Example: Gina runs a hair salon. When a new customer posted negative comments on Facebook, Gina responded in a professional way. She posted positive comments of her own, keeping the focus on every customer's concerns. She offered a free do-over for the lady who complained, turning the complaint into good vibes for the operation.
Example: Mary is an artist who makes mosaics using Venetian glass. She has a small studio where the public is welcomed. And she has a website and a Facebook presence. Her telephone number is published, and she gets calls. Sometimes, however, she is busy creating and lets the ringing telephone go to voice mail. While she tries to return calls promptly, sometimes she lets them go into the next day.

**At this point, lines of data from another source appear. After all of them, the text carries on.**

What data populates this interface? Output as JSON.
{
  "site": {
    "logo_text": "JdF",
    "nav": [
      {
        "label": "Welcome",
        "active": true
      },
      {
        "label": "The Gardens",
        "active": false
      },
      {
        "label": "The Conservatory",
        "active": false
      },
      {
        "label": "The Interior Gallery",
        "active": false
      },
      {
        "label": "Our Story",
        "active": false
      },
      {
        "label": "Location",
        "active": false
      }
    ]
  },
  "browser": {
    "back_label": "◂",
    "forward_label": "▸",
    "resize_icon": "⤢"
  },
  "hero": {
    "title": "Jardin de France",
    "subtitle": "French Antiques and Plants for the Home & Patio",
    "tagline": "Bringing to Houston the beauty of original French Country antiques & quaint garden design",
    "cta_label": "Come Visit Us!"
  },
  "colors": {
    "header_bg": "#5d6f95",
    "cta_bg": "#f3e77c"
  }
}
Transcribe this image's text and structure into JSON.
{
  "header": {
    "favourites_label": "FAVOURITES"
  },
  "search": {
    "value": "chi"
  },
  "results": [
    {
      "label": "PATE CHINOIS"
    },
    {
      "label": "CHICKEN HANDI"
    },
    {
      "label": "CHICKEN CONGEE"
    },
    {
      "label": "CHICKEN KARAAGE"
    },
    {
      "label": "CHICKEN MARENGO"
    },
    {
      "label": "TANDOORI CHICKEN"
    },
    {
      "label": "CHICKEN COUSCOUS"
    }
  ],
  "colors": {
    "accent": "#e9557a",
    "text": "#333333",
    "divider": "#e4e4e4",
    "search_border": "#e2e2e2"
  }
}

One woman called every 15 minutes for two hours and left a telling message. "If you cannot pick up the phone, I assume you're out of business." That was it. When Mary tried to call back and explain, the woman hung up on her. These days, Mary has her phone on speaker beside her as she works.

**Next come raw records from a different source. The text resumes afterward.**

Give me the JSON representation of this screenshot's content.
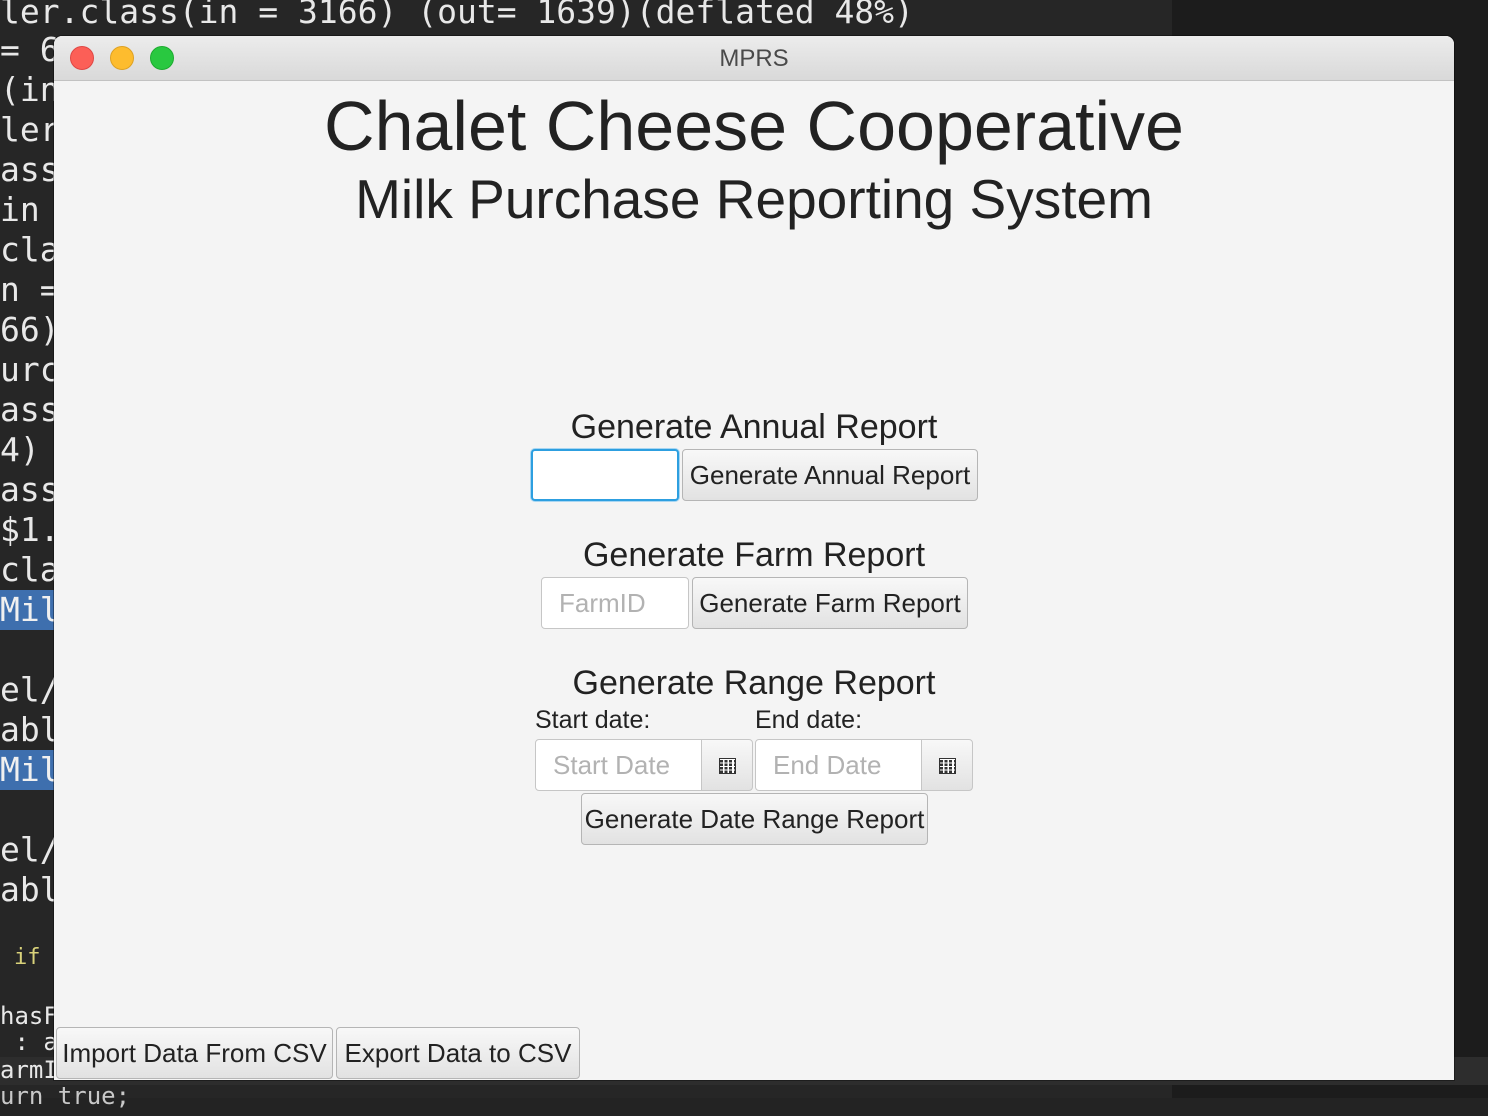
{
  "terminal": {
    "lines": [
      "ler.class(in = 3166) (out= 1639)(deflated 48%)",
      "= 6",
      "(in",
      "ler",
      "ass",
      "in",
      "cla",
      "n =",
      "66)",
      "urc",
      "ass",
      "4)",
      "ass",
      "$1.",
      "cla",
      "Mil",
      "el/",
      "abl",
      "Mil",
      "el/",
      "abl",
      "if",
      "hasF",
      " : a",
      "armI",
      "urn true;"
    ]
  },
  "window": {
    "title": "MPRS",
    "heading": "Chalet Cheese Cooperative",
    "subheading": "Milk Purchase Reporting System"
  },
  "annual": {
    "section_title": "Generate Annual Report",
    "input_value": "",
    "button_label": "Generate Annual Report"
  },
  "farm": {
    "section_title": "Generate Farm Report",
    "input_placeholder": "FarmID",
    "button_label": "Generate Farm Report"
  },
  "range": {
    "section_title": "Generate Range Report",
    "start_label": "Start date:",
    "end_label": "End date:",
    "start_placeholder": "Start Date",
    "end_placeholder": "End Date",
    "button_label": "Generate Date Range Report"
  },
  "footer": {
    "import_label": "Import Data From CSV",
    "export_label": "Export Data to CSV"
  },
  "colors": {
    "focus_ring": "#2d9fe0",
    "window_bg": "#f4f4f4",
    "terminal_highlight": "#3e6fae"
  }
}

Example: Karl is a massage therapist. A first-time client complained at the end of the session that she had been bruised. While nothing was apparent on the woman's skin, she insisted that it was a deep bruise and wouldn't show. Karl offered a double solution--he would waive the charge for this session and he gave her a gift certificate for a future session. He thought that this was what she was angling for all along. It satisfied her and today she is a regular client.

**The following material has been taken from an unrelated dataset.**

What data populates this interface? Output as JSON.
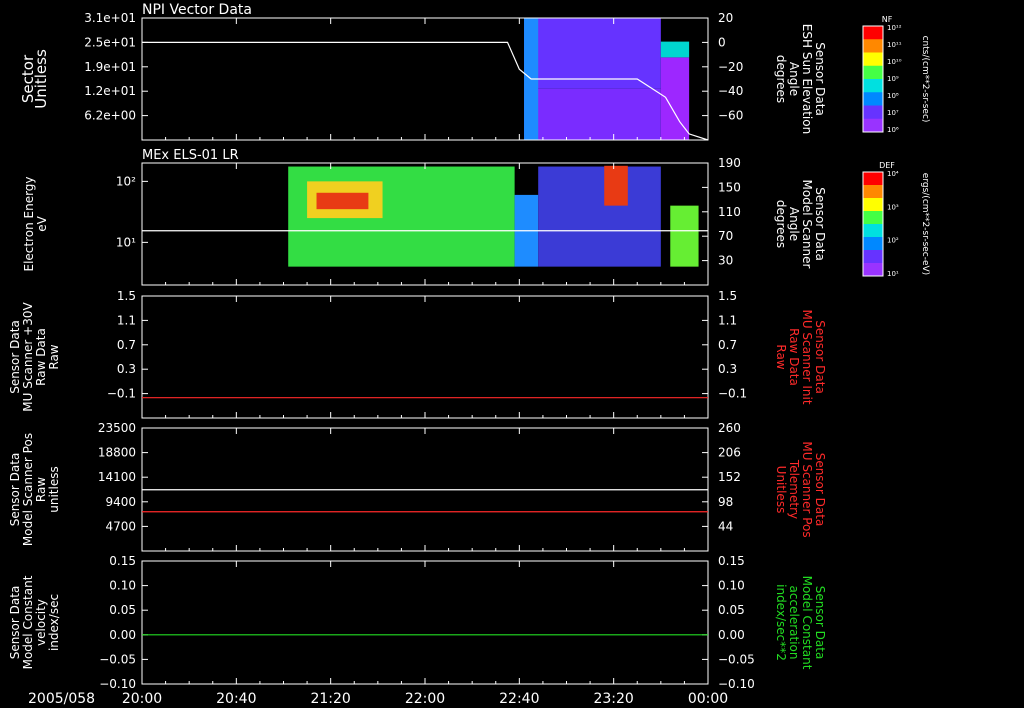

Example: Jill runs a breakfast cafe. One customer complained about the meal, although he had eaten everything--the eggs were runny, the coffee was cold, the orange juice watery. Jill wiped out the charge and apologized to the man. When he left, she immediately looked into the situation. She found that the cook was rushing things too much and the waitress was overworked. Jill used the customer's complaint to re-organize and hire a part-timer to absorb some of the work.
Whatever the complaint, it is an opportunity to consider improving your own operation. Of course, sometimes, people complain because that's who they are. Know the difference, and act accordingly.
Complaints represent useful curves in the road ahead. Use them to continually adjust to the changing marketplace.